Meanwhile at St. Mary's, a magnificent Memorial Arch, gift of the College Alumni, was constructed at the main gateway of the College to honor Lt. Fitzsimons and all St. Mary's sons who fought in the War.
Dedicated during the Diamond Jubilee Celebration of St. Mary's in 1923, with Kansas Governor Jonathan M. Davis as a special guest, the Arch is surmounted by the Cross, and bears on either side of the inscription the old SMC seal, one commemorating the founding of the Society of Jesus in 1540, the other the founding of St. Mary's in 1848."
This park honors the memory of Lieutenant Frank McConnell (1896-1918), the first Richmond Hill resident killed in World War I.
Plaque 1: Dedicated to the sons of Morris Park and vicinity who served in the world war 1917-1918 and in loving remembrance of the following men who made the supreme sacrifice (names of 70 war dead).
Plaque 2: With undying love and gratitude to give homage to all veterans of the Spanish-American War, World War I, World War II, Korean Campaign, Vietnam Campaign, Lt. F.J. McConnell, Post 229 Veterans of Foreign Wars of the United States.
Intersection of Lauderdale St. & Alabama Ave.
"Born in Selma, Alabama Oct. 16, 1887. Among the first to volunteer, and the first American Naval Officer killed in action in our war with Germany. Lost his life by a torpedo from a German submarine while aboard the U.S. ship ALCEDO off the coast of France Nov. 5, 1917. He gave his life that democracy and liberty might live." -Memorial text
Erected by the Citizens of Selma.
198 Bank Street.

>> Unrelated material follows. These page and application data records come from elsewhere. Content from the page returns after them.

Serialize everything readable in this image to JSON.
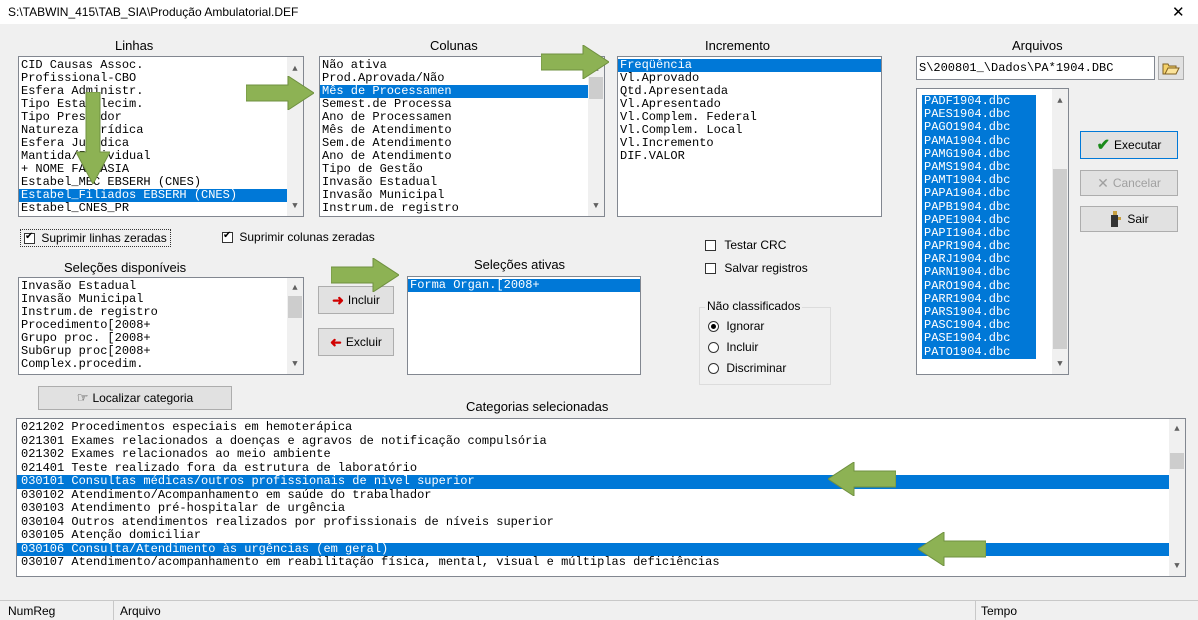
{
  "window": {
    "title": "S:\\TABWIN_415\\TAB_SIA\\Produção Ambulatorial.DEF",
    "close_glyph": "✕"
  },
  "linhas": {
    "header": "Linhas",
    "items": [
      "CID Causas Assoc.",
      "Profissional-CBO",
      "Esfera Administr.",
      "Tipo Estabelecim.",
      "Tipo Prestador",
      "Natureza Jurídica",
      "Esfera Jurídica",
      "Mantida/Individual",
      "+ NOME FANTASIA",
      "Estabel_MEC EBSERH (CNES)",
      "Estabel_Filiados EBSERH (CNES)",
      "Estabel_CNES_PR"
    ],
    "selected_index": 10
  },
  "colunas": {
    "header": "Colunas",
    "items": [
      "Não ativa",
      "Prod.Aprovada/Não",
      "Mês de Processamen",
      "Semest.de Processa",
      "Ano de Processamen",
      "Mês de Atendimento",
      "Sem.de Atendimento",
      "Ano de Atendimento",
      "Tipo de Gestão",
      "Invasão Estadual",
      "Invasão Municipal",
      "Instrum.de registro"
    ],
    "selected_index": 2
  },
  "incremento": {
    "header": "Incremento",
    "items": [
      "Freqüência",
      "Vl.Aprovado",
      "Qtd.Apresentada",
      "Vl.Apresentado",
      "Vl.Complem. Federal",
      "Vl.Complem. Local",
      "Vl.Incremento",
      "DIF.VALOR"
    ],
    "selected_index": 0
  },
  "arquivos": {
    "header": "Arquivos",
    "path": "S\\200801_\\Dados\\PA*1904.DBC",
    "items": [
      "PADF1904.dbc",
      "PAES1904.dbc",
      "PAGO1904.dbc",
      "PAMA1904.dbc",
      "PAMG1904.dbc",
      "PAMS1904.dbc",
      "PAMT1904.dbc",
      "PAPA1904.dbc",
      "PAPB1904.dbc",
      "PAPE1904.dbc",
      "PAPI1904.dbc",
      "PAPR1904.dbc",
      "PARJ1904.dbc",
      "PARN1904.dbc",
      "PARO1904.dbc",
      "PARR1904.dbc",
      "PARS1904.dbc",
      "PASC1904.dbc",
      "PASE1904.dbc",
      "PATO1904.dbc"
    ]
  },
  "buttons": {
    "executar": "Executar",
    "cancelar": "Cancelar",
    "sair": "Sair",
    "incluir": "Incluir",
    "excluir": "Excluir",
    "localizar": "Localizar categoria"
  },
  "options": {
    "suprimir_linhas": "Suprimir linhas zeradas",
    "suprimir_colunas": "Suprimir colunas zeradas",
    "testar_crc": "Testar CRC",
    "salvar_registros": "Salvar registros"
  },
  "nao_classificados": {
    "legend": "Não classificados",
    "ignorar": "Ignorar",
    "incluir": "Incluir",
    "discriminar": "Discriminar"
  },
  "selecoes_disponiveis": {
    "header": "Seleções disponíveis",
    "items": [
      "Invasão Estadual",
      "Invasão Municipal",
      "Instrum.de registro",
      "Procedimento[2008+",
      "Grupo proc. [2008+",
      "SubGrup proc[2008+",
      "Complex.procedim."
    ]
  },
  "selecoes_ativas": {
    "header": "Seleções ativas",
    "items": [
      "Forma Organ.[2008+"
    ]
  },
  "categorias": {
    "header": "Categorias selecionadas",
    "items": [
      "021202 Procedimentos especiais em hemoterápica",
      "021301 Exames relacionados a doenças e agravos de notificação compulsória",
      "021302 Exames relacionados ao meio ambiente",
      "021401 Teste realizado fora da estrutura de laboratório",
      "030101 Consultas médicas/outros profissionais  de nivel superior",
      "030102 Atendimento/Acompanhamento em saúde do trabalhador",
      "030103 Atendimento pré-hospitalar de urgência",
      "030104 Outros atendimentos realizados por profissionais de níveis superior",
      "030105 Atenção domiciliar",
      "030106 Consulta/Atendimento às urgências (em geral)",
      "030107 Atendimento/acompanhamento em reabilitação física, mental, visual e múltiplas deficiências"
    ]
  },
  "status": {
    "numreg": "NumReg",
    "arquivo": "Arquivo",
    "tempo": "Tempo"
  },
  "colors": {
    "selection": "#0078d7",
    "arrow": "#8db254"
  }
}
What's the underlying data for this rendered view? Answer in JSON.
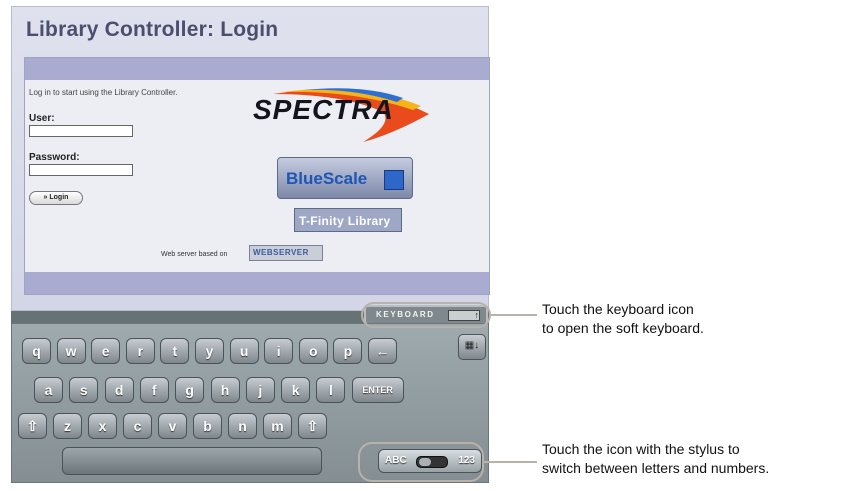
{
  "screen": {
    "title": "Library Controller: Login",
    "login": {
      "prompt": "Log in to start using the Library Controller.",
      "user_label": "User:",
      "user_value": "",
      "password_label": "Password:",
      "password_value": "",
      "login_button": "» Login"
    },
    "logos": {
      "spectra": "SPECTRA",
      "bluescale": "BlueScale",
      "tfinity": "T-Finity Library",
      "webserver_prefix": "Web server based on",
      "webserver_logo": "WEBSERVER"
    }
  },
  "keyboard_toggle": {
    "label": "KEYBOARD"
  },
  "keyboard": {
    "row1": [
      "q",
      "w",
      "e",
      "r",
      "t",
      "y",
      "u",
      "i",
      "o",
      "p",
      "←"
    ],
    "row2": [
      "a",
      "s",
      "d",
      "f",
      "g",
      "h",
      "j",
      "k",
      "l",
      "ENTER"
    ],
    "row3": [
      "⇧",
      "z",
      "x",
      "c",
      "v",
      "b",
      "n",
      "m",
      "⇧"
    ],
    "mode_left": "ABC",
    "mode_right": "123"
  },
  "callouts": {
    "keyboard_line1": "Touch the keyboard icon",
    "keyboard_line2": "to open the soft keyboard.",
    "mode_line1": "Touch the icon with the stylus to",
    "mode_line2": "switch between letters and numbers."
  },
  "colors": {
    "panel_bar": "#a9acd0",
    "title_text": "#4a4f6e",
    "bluescale_blue": "#1f55b5"
  }
}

The MacArthur Memorial is a museum and research center dedicated to preserving and presenting the story of General Douglas MacArthur and the millions of men and women who served with him in World War I, World War II, the Occupation of Japan, and the Korean War. Admission is FREE and the museum is open to the public Tuesday-Sunday ((757) 441-2965).